I first saw this movie sometime in the early 1980s on local station WDCA 20, on a 12-inch Sony color television. The times they are a-certainly becoming different. Now, in 2006, Rock Club watched the remixed-and-remastered-by-Criterion DVD of the documentary Gimme Shelter. Gimme Shelter tells the story of the Rolling Stones and their ill-fated answer to
Okay, I’ll throw it out there. This is one of the best movies I’ve seen in a while, and maybe one of the best I’ve ever seen. The presence of Dan and Erin made me check my gushing, but if I’m honest I have to say I was mesmerized by this movie. Much of the appeal, again, has to do with Criterion—if you plan on renting this, make sure you get the Criterion edition. Only Criterion will do. Got it?
The story of this movie, in my opinion, is something more elemental than “the Death of the 60s”, or something more big picture. In my mind, Gimme Shelter is a movie about what happens when 300,000 people converge upon a large open area with limited access roads, few toilets, and a very, very, very popular band playing at one end. The movie is almost like a Discovery Channel nature documentary. If you’ve ever been in a big crowd, and felt a surge, or a sway, or just some sweaty dude up on your back, when maybe for a second you thought, I really wish I weren’t in this crowd, and later I have fucking have to get some air, then you’ll feel that anxiety while you watch Gimme Shelter. It’s sickening to watch a crowd crush, either filmed, or live. I suppose for me it’s comparable to watching a movie with a shipwreck survivor bobbing in the water, knowing the sharks are underneath. A few things can happen in either situation, and all of them are bad.
That’s not to say there aren’t other stories in this film. First, the Rolling Stones, in 1969, were the most fantastic band on the planet. The Beatles had recorded all the music they would ever record, and Jagger and company were on top, but—and I say this as a committed Beatles fan—I don’t think it would have mattered if the Beatles were still together, because, as the live performances in this movie prove, no band could rock like the Rolling Stones in 1969. The movie opens with footage of the band at
The movie, contrary to how I remembered it from my 1980s viewing, isn’t about just
The Stones began their 1969 tour in support of their new album, Let It Bleed. They hadn’t been to
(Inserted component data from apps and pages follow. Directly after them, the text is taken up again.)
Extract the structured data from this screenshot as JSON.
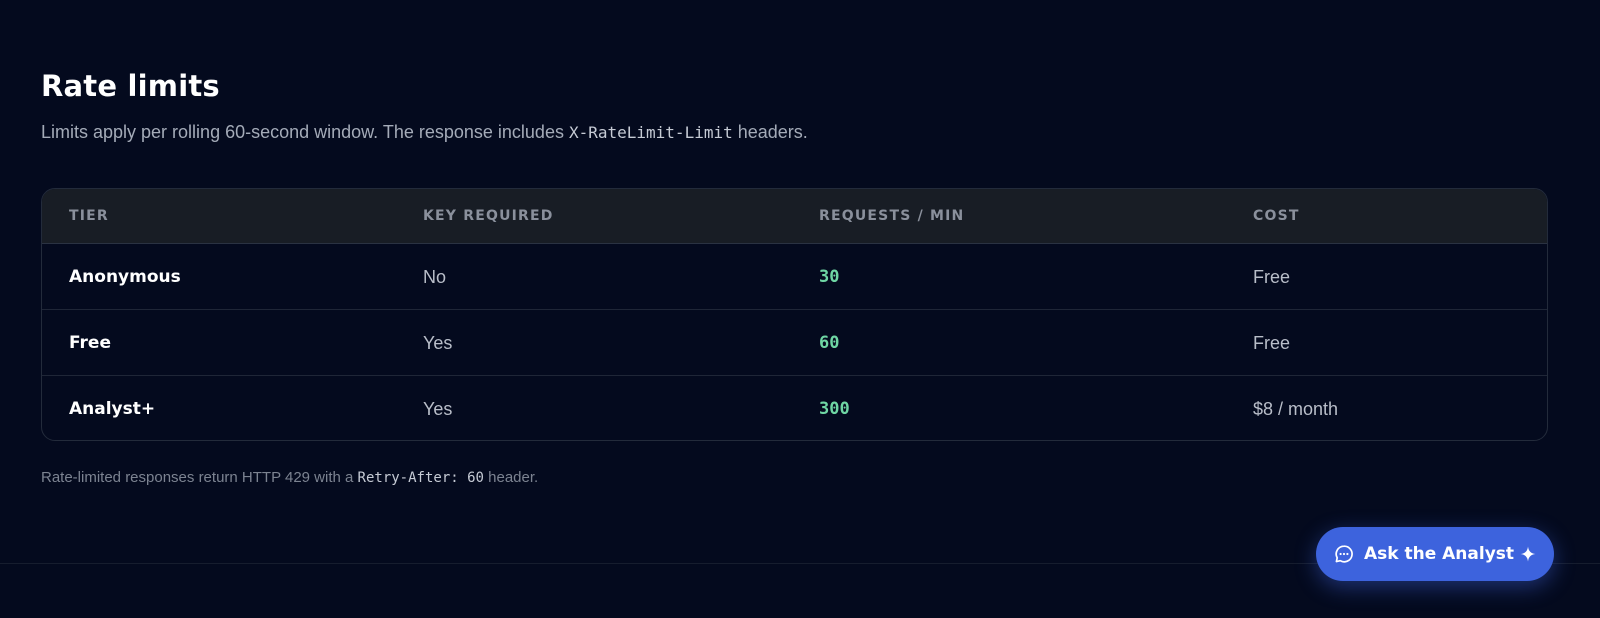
{
  "section": {
    "title": "Rate limits",
    "intro_before": "Limits apply per rolling 60-second window. The response includes ",
    "intro_code": "X-RateLimit-Limit",
    "intro_after": " headers."
  },
  "table": {
    "headers": [
      "TIER",
      "KEY REQUIRED",
      "REQUESTS / MIN",
      "COST"
    ],
    "rows": [
      {
        "tier": "Anonymous",
        "key_required": "No",
        "requests_per_min": "30",
        "cost": "Free"
      },
      {
        "tier": "Free",
        "key_required": "Yes",
        "requests_per_min": "60",
        "cost": "Free"
      },
      {
        "tier": "Analyst+",
        "key_required": "Yes",
        "requests_per_min": "300",
        "cost": "$8 / month"
      }
    ]
  },
  "footnote": {
    "before": "Rate-limited responses return HTTP 429 with a ",
    "code": "Retry-After: 60",
    "after": " header."
  },
  "assistant_button": {
    "label": "Ask the Analyst",
    "icon": "chat-bubble-icon",
    "trailing_icon": "sparkle-icon"
  },
  "colors": {
    "background": "#040a1e",
    "accent_button": "#3d63dd",
    "rpm_green": "#6fd6a4",
    "header_bg": "#181d25"
  }
}
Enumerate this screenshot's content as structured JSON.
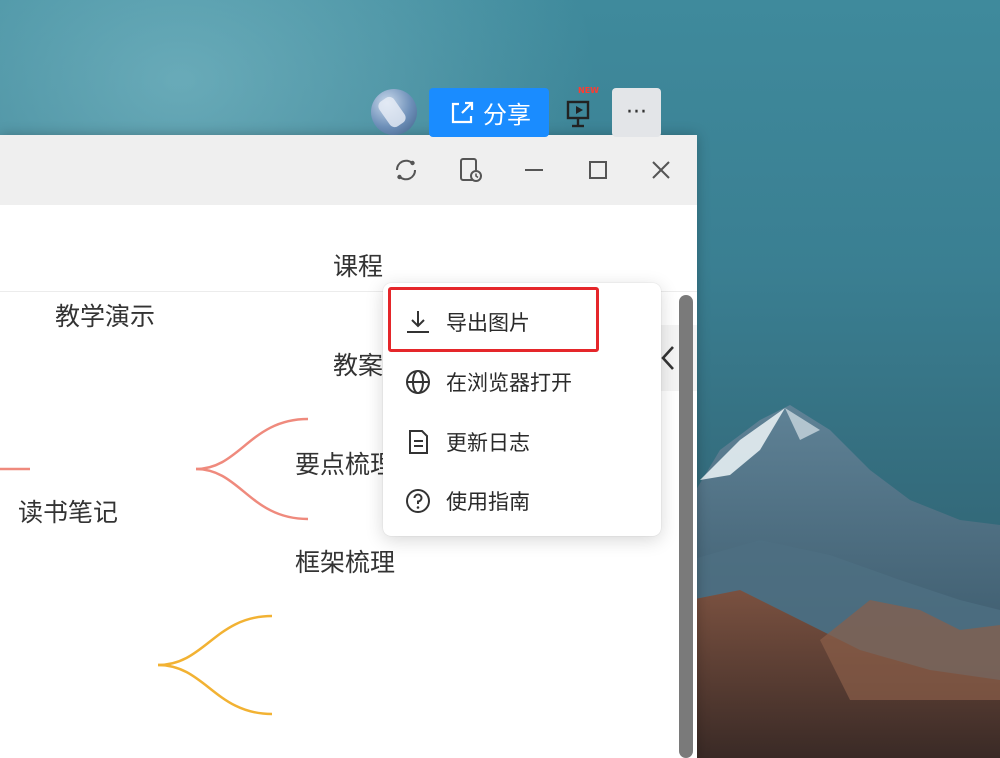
{
  "toolbar": {
    "share_label": "分享",
    "new_badge": "NEW",
    "more_label": "···"
  },
  "mindmap": {
    "nodes": {
      "teaching_demo": "教学演示",
      "course": "课程",
      "lesson_plan": "教案",
      "reading_notes": "读书笔记",
      "key_points": "要点梳理",
      "framework": "框架梳理"
    },
    "branch_colors": {
      "teaching": "#ef8a7d",
      "reading": "#f2b233"
    }
  },
  "dropdown_menu": {
    "items": [
      {
        "label": "导出图片",
        "icon": "download-icon"
      },
      {
        "label": "在浏览器打开",
        "icon": "globe-icon"
      },
      {
        "label": "更新日志",
        "icon": "document-icon"
      },
      {
        "label": "使用指南",
        "icon": "help-circle-icon"
      }
    ],
    "highlighted_index": 0,
    "highlight_color": "#e5262a"
  },
  "colors": {
    "accent": "#1a8cff",
    "titlebar": "#efefef"
  }
}
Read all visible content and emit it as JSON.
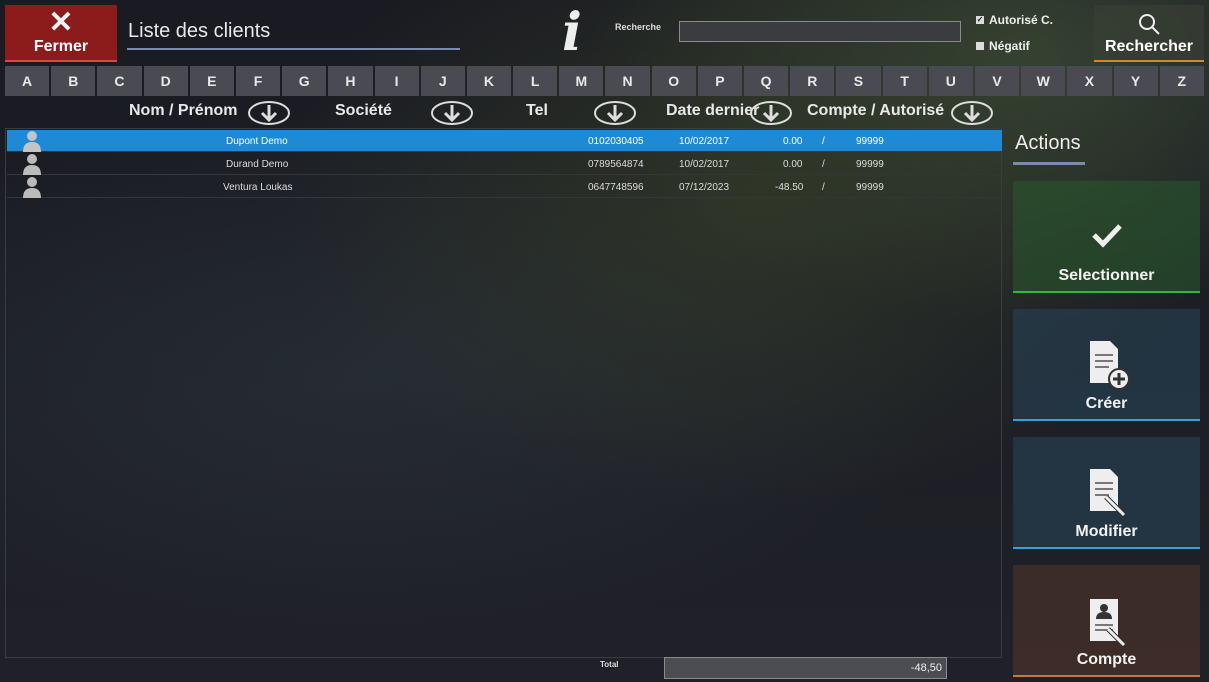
{
  "header": {
    "close_label": "Fermer",
    "title": "Liste des clients",
    "search_label": "Recherche",
    "search_value": "",
    "checkbox_autorise": "Autorisé C.",
    "checkbox_negatif": "Négatif",
    "search_button": "Rechercher"
  },
  "alphabet": [
    "A",
    "B",
    "C",
    "D",
    "E",
    "F",
    "G",
    "H",
    "I",
    "J",
    "K",
    "L",
    "M",
    "N",
    "O",
    "P",
    "Q",
    "R",
    "S",
    "T",
    "U",
    "V",
    "W",
    "X",
    "Y",
    "Z"
  ],
  "columns": {
    "name": "Nom / Prénom",
    "company": "Société",
    "tel": "Tel",
    "date": "Date dernier",
    "account": "Compte / Autorisé"
  },
  "rows": [
    {
      "name": "Dupont Demo",
      "tel": "0102030405",
      "date": "10/02/2017",
      "balance": "0.00",
      "sep": "/",
      "authorized": "99999",
      "selected": true
    },
    {
      "name": "Durand Demo",
      "tel": "0789564874",
      "date": "10/02/2017",
      "balance": "0.00",
      "sep": "/",
      "authorized": "99999",
      "selected": false
    },
    {
      "name": "Ventura Loukas",
      "tel": "0647748596",
      "date": "07/12/2023",
      "balance": "-48.50",
      "sep": "/",
      "authorized": "99999",
      "selected": false
    }
  ],
  "footer": {
    "total_label": "Total",
    "total_value": "-48,50"
  },
  "actions": {
    "title": "Actions",
    "select": "Selectionner",
    "create": "Créer",
    "modify": "Modifier",
    "account": "Compte"
  },
  "colors": {
    "selected_row": "#1e8ad6",
    "close": "#8c1c1c",
    "select_accent": "#2dba3a",
    "create_accent": "#38a0d8",
    "account_accent": "#c8783a"
  }
}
But you realize early on in this movie, the story is the crowd. The camera catches the audience, streaming onto the speedway grounds like ants. The close-in shots are fascinating—the color of the movie, the clothes people are wearing, the haircuts. It’s endlessly fascinating. I’ve now watched it twice since I’ve rented it and will likely give it a third viewing sometime in the near future.
If you don’t know the story of Altamont, the Hell’s Angels, Oakland Chapter, were hired to do security at the festival, which was the West Coast answer to
From the start of the festival, the vibe is bad. Fights break out during the Flying Burrito Brothers set, followed by more scraps during the Jefferson Airplane. Actually, “scraps” underdoes it, as Airplane guitarist Marty Balin is knocked unconscious by an Angel. By the time the Stones appear, the atmosphere is angry and ominous. Not helped by the one-foot high stage, the Stones do their best to quell the violence, but the crowd by this point is a multi-cell organism, with a terrible imperative to get closer and closer to the stage. The movie shows countless fucking weirdos rushing the stage, pressing forward, undergoing really really bad acid trips and assuming talking to Mick will help them. From the start it was bad—a scene showing the Stones’ helicopter-borne arrival at
The Mansonite side of 1960s
The killing is horrifying and the Stones absolutely rock out from this point on. It sounds callous, but to have called off the show at that point would certainly have provoked further violence, so they keep going—the crowd certainly backed off after the stabbing, allowing the show to take place. It’s a sick compromise, but it’s one more reason this film is great. The band plays more out of fear, than anything else, and they sound absolutely terrific.